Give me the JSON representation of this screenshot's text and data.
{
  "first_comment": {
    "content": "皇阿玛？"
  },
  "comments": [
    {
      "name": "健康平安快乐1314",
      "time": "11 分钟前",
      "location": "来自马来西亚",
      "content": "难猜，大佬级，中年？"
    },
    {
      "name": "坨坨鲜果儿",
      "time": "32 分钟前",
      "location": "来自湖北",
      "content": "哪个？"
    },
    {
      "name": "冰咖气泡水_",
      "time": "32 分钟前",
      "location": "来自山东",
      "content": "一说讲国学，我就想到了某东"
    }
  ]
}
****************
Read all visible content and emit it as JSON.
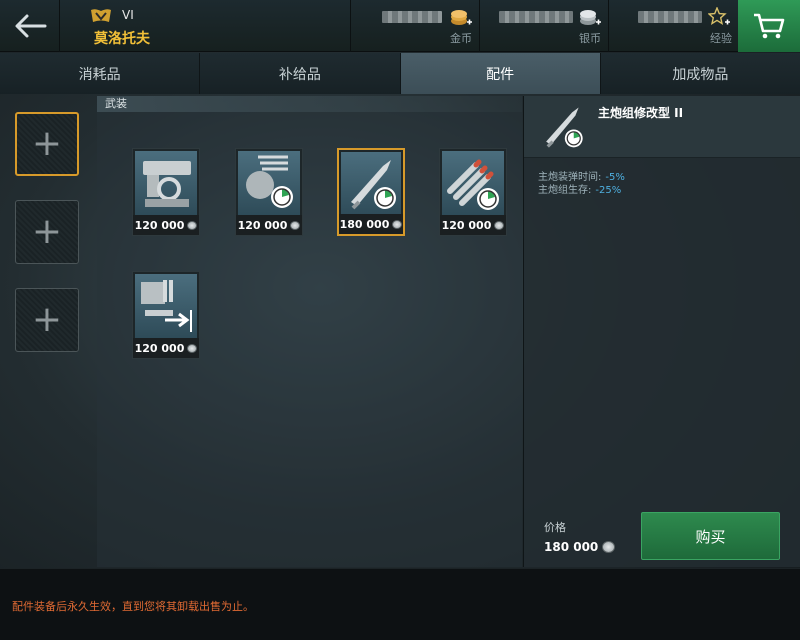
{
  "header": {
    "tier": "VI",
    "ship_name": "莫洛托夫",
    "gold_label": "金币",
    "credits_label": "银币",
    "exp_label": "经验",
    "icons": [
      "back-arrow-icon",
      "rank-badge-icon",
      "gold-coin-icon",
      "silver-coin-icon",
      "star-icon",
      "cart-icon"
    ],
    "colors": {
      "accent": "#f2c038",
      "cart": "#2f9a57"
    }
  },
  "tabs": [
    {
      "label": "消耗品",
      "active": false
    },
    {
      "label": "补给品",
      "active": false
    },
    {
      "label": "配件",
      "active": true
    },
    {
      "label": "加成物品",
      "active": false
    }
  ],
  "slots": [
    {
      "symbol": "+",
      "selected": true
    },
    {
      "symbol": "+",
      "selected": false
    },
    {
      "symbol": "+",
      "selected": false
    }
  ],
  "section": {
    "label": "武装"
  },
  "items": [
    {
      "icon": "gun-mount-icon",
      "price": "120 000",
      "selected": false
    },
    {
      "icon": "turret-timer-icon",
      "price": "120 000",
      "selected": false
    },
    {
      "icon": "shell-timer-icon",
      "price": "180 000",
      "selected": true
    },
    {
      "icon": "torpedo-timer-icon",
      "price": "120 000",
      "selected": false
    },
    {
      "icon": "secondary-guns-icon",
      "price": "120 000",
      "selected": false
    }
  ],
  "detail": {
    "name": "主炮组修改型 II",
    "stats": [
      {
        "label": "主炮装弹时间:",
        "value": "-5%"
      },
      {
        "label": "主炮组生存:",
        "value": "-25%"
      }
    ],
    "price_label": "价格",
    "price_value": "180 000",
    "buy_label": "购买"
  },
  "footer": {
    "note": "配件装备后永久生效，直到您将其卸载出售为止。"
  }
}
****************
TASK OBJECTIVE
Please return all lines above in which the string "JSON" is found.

WRITTEN ANSWER
Give me the JSON representation of this screenshot's text and data.
Read all visible content and emit it as JSON.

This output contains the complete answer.